If you are here you may have asked whether you can use abbreviations in academic writing or how one can use abbreviations in APA format. You can certainly use abbreviations in your articles, essays and research proposals if you know how and where to use them.
When it comes to writing any document using APA formatting, it’s easy to get confused by the process. APA formatting is by no means easy, and it can be surprisingly simple to make a mistake that ruins the whole style of your writing. One common issue when writing APA papers and content is that you might make a mistake with regards to how abbreviations are going to be used. This can be surprisingly complex.
Abbreviations are something that you should try and limit the use of when you can. For the most part, though, you should only look to use abbreviations which are common knowledge and standard for that reference. For example, if you are talking about the National Health Service in the UK, it’s fine to use NHS. The other main reason to use abbreviations is if it will allow you to justifiably avoid wasting space.

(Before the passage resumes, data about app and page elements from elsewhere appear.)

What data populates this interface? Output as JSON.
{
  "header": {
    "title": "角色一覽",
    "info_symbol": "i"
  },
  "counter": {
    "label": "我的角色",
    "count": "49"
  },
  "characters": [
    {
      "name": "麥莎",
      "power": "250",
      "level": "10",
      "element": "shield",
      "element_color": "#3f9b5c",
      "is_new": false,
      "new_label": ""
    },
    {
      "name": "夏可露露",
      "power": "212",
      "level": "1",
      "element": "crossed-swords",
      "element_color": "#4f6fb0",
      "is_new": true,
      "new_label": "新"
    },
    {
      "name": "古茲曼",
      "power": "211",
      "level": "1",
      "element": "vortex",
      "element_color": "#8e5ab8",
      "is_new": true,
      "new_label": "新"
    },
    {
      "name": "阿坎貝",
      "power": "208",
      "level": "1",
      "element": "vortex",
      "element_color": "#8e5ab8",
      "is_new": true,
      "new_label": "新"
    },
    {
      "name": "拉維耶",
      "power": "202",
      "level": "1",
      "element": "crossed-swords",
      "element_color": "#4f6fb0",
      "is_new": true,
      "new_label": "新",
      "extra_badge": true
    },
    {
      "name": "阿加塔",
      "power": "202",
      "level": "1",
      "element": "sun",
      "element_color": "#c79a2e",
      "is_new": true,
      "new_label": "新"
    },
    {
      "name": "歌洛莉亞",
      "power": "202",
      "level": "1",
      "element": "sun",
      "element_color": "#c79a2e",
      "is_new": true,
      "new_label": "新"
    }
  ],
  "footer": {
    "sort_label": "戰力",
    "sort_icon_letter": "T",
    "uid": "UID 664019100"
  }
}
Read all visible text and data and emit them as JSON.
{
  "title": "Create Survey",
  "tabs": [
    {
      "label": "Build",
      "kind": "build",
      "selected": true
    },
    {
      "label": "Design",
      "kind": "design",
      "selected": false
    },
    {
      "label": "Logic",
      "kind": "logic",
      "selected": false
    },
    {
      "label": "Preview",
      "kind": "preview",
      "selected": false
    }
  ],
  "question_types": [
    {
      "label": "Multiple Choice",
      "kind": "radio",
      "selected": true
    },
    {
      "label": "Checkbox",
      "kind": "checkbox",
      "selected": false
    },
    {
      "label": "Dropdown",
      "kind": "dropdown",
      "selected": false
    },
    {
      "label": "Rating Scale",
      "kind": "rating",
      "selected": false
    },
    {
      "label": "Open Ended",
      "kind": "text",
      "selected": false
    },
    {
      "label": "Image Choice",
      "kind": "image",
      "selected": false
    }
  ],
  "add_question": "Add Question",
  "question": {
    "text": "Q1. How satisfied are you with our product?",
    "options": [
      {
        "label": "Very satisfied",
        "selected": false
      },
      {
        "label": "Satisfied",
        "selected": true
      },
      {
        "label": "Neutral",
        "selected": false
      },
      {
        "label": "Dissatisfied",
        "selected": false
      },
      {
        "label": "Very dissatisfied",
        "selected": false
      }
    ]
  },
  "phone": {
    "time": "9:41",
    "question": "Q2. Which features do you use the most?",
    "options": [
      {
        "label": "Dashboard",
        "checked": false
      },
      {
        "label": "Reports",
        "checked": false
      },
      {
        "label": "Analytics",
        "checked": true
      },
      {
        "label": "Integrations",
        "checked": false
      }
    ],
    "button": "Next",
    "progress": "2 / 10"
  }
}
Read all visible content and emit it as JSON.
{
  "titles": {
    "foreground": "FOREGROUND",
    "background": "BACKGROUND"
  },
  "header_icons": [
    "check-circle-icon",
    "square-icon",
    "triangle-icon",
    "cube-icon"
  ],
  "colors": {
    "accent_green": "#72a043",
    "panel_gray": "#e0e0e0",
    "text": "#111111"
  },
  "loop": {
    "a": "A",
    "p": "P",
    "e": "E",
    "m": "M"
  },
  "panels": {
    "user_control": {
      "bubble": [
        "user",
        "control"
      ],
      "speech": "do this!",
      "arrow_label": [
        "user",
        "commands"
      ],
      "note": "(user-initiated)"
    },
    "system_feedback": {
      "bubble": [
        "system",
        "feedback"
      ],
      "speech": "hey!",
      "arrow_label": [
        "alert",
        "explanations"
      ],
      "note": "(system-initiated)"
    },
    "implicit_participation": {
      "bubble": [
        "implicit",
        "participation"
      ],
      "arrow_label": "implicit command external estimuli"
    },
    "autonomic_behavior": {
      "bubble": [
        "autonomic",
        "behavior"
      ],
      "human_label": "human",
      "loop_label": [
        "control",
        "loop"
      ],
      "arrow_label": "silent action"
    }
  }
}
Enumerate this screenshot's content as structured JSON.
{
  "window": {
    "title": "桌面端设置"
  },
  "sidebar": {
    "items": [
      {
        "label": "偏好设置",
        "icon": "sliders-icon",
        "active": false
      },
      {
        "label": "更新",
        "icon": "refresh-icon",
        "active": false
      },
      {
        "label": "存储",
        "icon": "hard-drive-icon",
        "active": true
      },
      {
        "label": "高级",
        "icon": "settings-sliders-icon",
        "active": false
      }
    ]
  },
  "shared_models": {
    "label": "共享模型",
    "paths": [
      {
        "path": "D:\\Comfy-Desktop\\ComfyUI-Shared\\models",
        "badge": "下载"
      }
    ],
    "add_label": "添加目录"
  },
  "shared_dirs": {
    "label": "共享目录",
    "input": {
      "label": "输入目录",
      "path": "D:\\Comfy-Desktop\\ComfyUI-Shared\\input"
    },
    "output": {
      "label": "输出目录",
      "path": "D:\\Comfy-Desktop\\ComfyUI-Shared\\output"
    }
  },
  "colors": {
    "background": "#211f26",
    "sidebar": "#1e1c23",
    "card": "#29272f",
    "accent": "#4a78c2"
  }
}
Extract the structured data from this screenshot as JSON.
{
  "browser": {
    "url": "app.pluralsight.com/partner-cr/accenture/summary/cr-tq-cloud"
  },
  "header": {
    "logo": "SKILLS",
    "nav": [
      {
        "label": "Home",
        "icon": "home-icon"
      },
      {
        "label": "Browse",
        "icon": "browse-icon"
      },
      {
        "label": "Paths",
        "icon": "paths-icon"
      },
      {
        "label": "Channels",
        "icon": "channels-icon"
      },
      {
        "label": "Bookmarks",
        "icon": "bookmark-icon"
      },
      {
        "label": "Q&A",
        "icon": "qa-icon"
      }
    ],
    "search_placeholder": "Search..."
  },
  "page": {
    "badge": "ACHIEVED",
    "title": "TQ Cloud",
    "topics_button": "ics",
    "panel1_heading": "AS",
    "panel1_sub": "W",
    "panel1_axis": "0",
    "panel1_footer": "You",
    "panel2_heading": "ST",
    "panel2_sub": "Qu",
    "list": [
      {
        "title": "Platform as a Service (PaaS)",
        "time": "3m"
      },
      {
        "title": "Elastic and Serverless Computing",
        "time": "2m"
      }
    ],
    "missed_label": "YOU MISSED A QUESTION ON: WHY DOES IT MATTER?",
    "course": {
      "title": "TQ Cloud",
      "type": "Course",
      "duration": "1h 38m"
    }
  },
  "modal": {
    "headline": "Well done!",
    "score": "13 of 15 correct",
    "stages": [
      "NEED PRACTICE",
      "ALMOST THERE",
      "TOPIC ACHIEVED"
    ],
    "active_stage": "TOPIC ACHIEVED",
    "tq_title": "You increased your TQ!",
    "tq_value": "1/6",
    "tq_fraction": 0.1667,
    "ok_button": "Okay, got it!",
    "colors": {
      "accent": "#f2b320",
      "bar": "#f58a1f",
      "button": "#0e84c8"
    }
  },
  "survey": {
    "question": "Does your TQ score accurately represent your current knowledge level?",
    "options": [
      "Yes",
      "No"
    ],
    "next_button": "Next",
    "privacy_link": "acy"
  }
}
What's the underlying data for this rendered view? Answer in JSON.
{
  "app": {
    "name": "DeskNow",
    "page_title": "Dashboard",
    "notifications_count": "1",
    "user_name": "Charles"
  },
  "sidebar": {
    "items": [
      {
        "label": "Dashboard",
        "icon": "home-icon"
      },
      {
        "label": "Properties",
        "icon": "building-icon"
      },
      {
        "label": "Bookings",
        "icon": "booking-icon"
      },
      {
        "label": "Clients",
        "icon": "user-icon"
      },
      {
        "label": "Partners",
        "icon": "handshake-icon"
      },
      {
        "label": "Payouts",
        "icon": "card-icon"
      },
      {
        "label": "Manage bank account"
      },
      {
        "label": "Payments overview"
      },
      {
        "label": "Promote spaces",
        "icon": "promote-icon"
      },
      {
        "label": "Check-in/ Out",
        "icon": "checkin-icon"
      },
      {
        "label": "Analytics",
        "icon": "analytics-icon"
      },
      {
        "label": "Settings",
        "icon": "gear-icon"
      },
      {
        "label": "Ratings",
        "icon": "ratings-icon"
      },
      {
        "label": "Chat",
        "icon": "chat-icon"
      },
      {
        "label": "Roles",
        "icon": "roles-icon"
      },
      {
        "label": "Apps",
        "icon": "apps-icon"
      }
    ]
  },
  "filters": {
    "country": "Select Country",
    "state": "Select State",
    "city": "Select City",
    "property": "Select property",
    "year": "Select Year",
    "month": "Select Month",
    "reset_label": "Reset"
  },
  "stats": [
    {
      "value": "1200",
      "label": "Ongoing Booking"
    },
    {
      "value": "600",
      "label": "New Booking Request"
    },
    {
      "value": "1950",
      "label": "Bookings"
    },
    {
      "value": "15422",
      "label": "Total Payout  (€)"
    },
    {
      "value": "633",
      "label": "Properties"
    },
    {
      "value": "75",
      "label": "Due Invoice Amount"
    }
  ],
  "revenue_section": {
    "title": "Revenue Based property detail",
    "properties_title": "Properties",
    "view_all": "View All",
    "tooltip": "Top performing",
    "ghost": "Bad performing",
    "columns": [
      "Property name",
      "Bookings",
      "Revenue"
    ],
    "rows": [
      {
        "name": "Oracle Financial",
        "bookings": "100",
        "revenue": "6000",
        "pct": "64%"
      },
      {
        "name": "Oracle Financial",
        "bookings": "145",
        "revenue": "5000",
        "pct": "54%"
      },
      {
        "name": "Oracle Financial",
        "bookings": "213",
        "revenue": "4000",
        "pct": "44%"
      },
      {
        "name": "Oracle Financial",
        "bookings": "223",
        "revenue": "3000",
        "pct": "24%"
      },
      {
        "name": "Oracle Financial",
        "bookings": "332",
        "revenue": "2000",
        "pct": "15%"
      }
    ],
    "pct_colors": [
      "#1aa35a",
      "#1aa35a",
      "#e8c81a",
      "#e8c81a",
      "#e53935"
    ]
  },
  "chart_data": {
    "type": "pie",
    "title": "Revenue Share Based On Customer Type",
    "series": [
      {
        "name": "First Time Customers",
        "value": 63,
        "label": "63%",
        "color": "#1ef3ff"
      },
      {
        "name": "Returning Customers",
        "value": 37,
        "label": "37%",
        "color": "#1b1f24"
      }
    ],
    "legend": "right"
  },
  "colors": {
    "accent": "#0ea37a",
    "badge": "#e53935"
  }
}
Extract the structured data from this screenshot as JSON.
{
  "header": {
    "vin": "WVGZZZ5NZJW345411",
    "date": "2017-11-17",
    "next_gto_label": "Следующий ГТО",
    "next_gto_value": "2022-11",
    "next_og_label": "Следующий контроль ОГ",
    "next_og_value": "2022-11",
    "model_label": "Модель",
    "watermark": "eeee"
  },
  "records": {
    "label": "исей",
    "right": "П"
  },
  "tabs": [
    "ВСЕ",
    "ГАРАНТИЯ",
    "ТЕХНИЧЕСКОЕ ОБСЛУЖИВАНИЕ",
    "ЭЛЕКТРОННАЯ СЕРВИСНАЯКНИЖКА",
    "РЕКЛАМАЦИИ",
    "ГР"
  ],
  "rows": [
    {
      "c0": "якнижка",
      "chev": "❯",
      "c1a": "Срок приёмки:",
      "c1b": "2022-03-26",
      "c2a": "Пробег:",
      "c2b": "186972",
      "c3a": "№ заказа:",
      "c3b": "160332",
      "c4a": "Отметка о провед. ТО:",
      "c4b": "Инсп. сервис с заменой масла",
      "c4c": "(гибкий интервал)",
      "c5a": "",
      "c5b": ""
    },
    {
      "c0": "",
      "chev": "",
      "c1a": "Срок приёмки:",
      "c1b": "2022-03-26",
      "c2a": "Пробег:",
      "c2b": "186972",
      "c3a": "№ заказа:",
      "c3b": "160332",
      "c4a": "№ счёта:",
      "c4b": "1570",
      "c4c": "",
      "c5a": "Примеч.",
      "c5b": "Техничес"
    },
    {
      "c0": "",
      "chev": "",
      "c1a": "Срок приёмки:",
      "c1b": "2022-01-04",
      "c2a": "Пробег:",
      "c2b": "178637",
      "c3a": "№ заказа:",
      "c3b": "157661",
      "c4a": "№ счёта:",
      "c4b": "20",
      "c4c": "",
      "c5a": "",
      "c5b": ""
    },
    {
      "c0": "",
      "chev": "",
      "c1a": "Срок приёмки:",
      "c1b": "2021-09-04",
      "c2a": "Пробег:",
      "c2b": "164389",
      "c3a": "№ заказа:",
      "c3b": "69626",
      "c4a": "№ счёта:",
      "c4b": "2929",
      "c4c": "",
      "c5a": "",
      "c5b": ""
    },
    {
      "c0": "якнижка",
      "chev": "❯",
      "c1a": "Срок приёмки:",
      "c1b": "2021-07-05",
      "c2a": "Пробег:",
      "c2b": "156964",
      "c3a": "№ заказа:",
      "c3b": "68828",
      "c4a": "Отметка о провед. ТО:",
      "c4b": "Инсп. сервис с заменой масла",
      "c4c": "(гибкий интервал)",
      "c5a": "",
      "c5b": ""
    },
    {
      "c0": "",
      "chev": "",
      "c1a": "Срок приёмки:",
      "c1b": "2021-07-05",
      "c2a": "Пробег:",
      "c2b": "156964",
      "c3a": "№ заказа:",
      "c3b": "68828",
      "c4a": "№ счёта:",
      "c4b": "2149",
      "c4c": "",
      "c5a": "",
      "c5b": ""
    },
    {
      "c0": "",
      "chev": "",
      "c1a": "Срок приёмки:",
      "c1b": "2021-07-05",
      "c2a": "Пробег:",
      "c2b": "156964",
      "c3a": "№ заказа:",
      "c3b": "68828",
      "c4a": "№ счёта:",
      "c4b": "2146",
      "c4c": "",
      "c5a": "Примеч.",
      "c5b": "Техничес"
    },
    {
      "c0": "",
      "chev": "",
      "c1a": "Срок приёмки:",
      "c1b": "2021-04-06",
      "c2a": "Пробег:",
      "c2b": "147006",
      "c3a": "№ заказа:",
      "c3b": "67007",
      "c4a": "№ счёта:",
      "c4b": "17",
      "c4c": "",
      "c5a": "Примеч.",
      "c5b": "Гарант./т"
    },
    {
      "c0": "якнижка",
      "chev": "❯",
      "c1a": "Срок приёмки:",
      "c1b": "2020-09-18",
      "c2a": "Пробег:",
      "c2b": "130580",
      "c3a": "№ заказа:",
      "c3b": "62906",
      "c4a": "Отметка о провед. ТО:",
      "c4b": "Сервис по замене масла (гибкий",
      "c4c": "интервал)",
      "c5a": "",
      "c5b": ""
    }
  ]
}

However, for the most part, you should avoid using abbreviations as much as you can. It’s often better for the reader for the whole word to be typed out. However, if you are spending a few paragraphs – or even pages – talking about one particular subject, such as the NHS, it makes sense to abbreviate it at this time.
At the same time, don’t feel as if you need to avoid using abbreviations altogether. If you are going to use an abbreviation, the accepted wisdom is that it must appear a minimum of three times in the paper. Any less than this, and you run the risk of making it easy for the person reading your paper to forget what you are talking about.
So, the general rule of thumb is to only use abbreviations when you think they are going to make a genuinely positive impact for the reader.
You should always make sure that you use the full term first. So, in the example of the NHS, it would make sense to write National Health Service (NHS) and then refer to it as the NHS from this point moving on. It’s a very important thing to keep in mind, as it should be something you make clear. You don’t want anyone to feel needlessly confused by what you have put down on paper, so keep that in mind.
However, please note that when it comes to things that are common knowledge then you could use abbreviations from the start. For example, if you are discussing a UNESCO World Heritage Site, you will not have to write out the full name – you can simply get away with using UNESCO. The same applies for things like units of measurement.
Even things like common medical terms – such as HIV – could be written without having to give the full name first. The challenge is that you have to work out what is and is not common knowledge. APA permits any abbreviations which appear as a word in the Merriam-Webster Collegiate Dictionary. If you are ever unsure about expanding on an abbreviation, you should check that out for some useful ideas on whether or not you can use the intended abbreviation that you had in mind!
Also, try and avoid using periods unless it’s in the name. So, for example, the popular writer G. R. R. Martin should get his periods included. The same goes for some countries – such as the United States. If you are talking about someone in political power in the USA, you would say U.S. President or U.S. Senator etc.
It’s a tough thing to get your head around but using the above should make it a bit easier to understand when (and when not) to use abbreviations in APA format.